At first glance, one might be surprised to know that Chris Berry has sold more than 1 million albums in Africa, but
appearances can be deceiving.
Berry's musical roots trace back to the ghettos of Zimbabwe, where he lived for 10 years studying the mbira, a thumb
piano with 29 keys, and immersing himself in the ancient rhythms of the Shona, the indigenous people of the region.
After losing most of his band to HIV/AIDS and Zimbabwe's brutal regime, Berry narrowly escaped the country in 2000. He
returned to his native U.S. and kept the music alive first with his band Panjea and now the more danceable CB-3. Berry
was honored in Africa as the first non-Zimbabwean to receive the title of Gwenaymbira" or one whose music summons the
CB-3 fuses Berry's African musical roots with dance-hall reggae and funk with drummer Aaron Johnston and bassist Jesse
Murphy of Brazilian Girls fame providing the rhythm. Murphy also played with John Scofield's Uberjam.
Berry's electric mbira, which he developed, is the only instrument of its kind and produces the distinctive sound that
characterizes CB-3's music.
CB-3 offers a mix of the modern and the ancient, with traditional African rhythms resonating through the contemporary
effects and heavy electronics.
The trio often invites guests to join CB-3 onstage. For much of the Colorado leg of CB-3's current tour, including

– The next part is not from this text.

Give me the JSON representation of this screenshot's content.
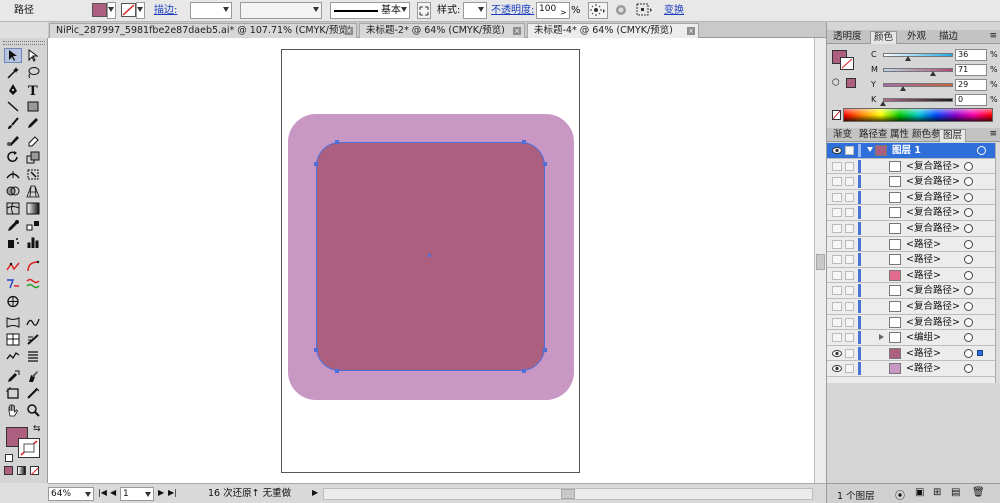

tonight's show, Michael Kang, mandolinist for String Cheese Incident, will sit in with the band.